Date of Award


Degree Name

Doctor of Philosophy


Mechanical Engineering

First Advisor

Rees Fullmer


An adaptive position controller is investigated to compensate for the effects of both the actuator and linkage dynamics in a four axis hydraulic robot. A simulation study was done, prior to the experimental implementation, in order to compare and contrast different adaptive control algorithms for this system. Implicit and explicit deterministic autoregressive moving average (DARMA) model based adaptive control algorithms were first simulated for hydraulic servo system. Simulation results indicated a satisfactory response. The results of this discrete-time, model-reference adaptive controller (MRAC) were compared with Craig's continuous-time, state-variable-based, adaptive controller. Simulation results showed that the position response between the two were comparable despite the discretization and unit delay incorporated in our model. The real-time implementation was then carried out using the DARMA model-based adaptive controllers. A model reference adaptive controller was first used for single axis testing. Experimental studies were conducted to see the effect of initial parameter estimates, choice of reference model, size of moves, and covariance modification on the position and control response as well as parameter convergence. The open loop data indicated a minimum phase plant, while closed-loop identification indicated a nonminimum phase behavior. This was due to the data sampling and computational latency of the control computer. Therefore, the MRAC could not be implemented for higher order models. Further in using first order model for MRAC, the controller had to be based on a model with no time delay. The pole assignment adaptive controller (PAAC) which does not require zero cancellation as in MRAC was chosen to overcome this difficulty. A second order DARMA model was used for identification and control. The position response of the PAAC was well damped with no overshoot after the initial transient period of identification. This alternative approach was used in further single axis testing of each axis. After successful single-axis tests on the individual axis of the robot, two, three and four-axis PAAC were implemented on the robot. In all the multiple-axis testing, well damped performance was achieved as desired after an initial transient period on all the axes.

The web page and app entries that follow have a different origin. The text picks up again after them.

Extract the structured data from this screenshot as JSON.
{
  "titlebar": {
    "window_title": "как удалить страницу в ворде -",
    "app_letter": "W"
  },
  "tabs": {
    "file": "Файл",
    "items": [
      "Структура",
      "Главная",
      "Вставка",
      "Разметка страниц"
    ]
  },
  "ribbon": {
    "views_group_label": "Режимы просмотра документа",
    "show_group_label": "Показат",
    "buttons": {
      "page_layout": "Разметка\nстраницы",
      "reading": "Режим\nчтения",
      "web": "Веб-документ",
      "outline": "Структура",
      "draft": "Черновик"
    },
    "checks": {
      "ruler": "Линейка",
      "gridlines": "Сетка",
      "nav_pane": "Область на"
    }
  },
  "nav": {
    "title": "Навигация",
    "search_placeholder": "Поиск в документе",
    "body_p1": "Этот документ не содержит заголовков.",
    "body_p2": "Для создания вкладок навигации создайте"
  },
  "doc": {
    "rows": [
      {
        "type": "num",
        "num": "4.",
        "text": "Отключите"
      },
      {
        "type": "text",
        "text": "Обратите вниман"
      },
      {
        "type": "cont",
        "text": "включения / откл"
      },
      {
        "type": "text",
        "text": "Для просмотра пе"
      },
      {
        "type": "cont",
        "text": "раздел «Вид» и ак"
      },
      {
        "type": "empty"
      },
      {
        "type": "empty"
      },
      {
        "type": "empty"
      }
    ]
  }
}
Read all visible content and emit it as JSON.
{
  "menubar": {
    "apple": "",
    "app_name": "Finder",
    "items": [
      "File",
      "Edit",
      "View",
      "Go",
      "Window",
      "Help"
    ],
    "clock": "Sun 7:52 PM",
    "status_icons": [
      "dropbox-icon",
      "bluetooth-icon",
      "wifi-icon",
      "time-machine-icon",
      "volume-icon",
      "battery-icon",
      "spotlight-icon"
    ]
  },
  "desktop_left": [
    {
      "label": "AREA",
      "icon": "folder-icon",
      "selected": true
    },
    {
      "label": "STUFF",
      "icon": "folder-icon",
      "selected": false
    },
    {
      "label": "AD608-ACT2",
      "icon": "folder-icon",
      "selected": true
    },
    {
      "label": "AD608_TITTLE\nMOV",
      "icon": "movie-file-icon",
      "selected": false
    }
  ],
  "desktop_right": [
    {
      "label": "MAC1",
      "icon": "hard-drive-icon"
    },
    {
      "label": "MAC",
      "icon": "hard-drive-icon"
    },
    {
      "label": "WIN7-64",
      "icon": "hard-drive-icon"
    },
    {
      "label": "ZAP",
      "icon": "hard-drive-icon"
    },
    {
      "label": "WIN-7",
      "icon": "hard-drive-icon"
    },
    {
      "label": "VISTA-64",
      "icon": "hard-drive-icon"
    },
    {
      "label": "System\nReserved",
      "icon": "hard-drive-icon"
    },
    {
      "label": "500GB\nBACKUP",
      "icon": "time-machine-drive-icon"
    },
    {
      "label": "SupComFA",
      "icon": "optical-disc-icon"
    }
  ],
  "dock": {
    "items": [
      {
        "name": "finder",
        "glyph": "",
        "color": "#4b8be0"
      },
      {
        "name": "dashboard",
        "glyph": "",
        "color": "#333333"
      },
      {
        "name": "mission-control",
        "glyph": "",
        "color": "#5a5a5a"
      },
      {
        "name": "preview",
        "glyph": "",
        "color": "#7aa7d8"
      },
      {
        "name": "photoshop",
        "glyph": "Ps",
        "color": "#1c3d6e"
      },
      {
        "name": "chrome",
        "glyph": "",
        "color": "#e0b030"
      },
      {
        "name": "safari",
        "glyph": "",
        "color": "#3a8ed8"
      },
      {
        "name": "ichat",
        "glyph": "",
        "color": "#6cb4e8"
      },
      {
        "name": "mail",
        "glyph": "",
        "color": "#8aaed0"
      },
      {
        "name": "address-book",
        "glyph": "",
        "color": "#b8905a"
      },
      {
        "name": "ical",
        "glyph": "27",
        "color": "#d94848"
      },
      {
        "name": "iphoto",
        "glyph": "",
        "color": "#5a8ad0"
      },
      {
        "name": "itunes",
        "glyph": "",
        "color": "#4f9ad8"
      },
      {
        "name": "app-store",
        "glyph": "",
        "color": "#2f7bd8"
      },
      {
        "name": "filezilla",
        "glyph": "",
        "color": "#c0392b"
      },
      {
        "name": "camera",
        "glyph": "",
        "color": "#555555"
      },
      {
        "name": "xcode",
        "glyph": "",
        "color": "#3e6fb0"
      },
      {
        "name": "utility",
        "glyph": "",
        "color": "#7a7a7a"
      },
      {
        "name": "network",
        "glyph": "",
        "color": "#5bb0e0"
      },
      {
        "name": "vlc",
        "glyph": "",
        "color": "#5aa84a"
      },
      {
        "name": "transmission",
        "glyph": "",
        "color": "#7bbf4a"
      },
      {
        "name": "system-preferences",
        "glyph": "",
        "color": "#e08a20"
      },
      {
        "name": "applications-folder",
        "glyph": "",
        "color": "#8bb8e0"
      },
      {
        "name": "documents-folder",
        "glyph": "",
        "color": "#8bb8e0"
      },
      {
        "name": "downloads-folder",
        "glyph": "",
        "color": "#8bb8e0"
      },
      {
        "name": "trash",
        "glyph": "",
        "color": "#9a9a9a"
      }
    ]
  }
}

Digital Repository @ Iowa State University,

Copyright Owner

S. Ananthakrishnan



Proquest ID


File Format


File Size

269 pages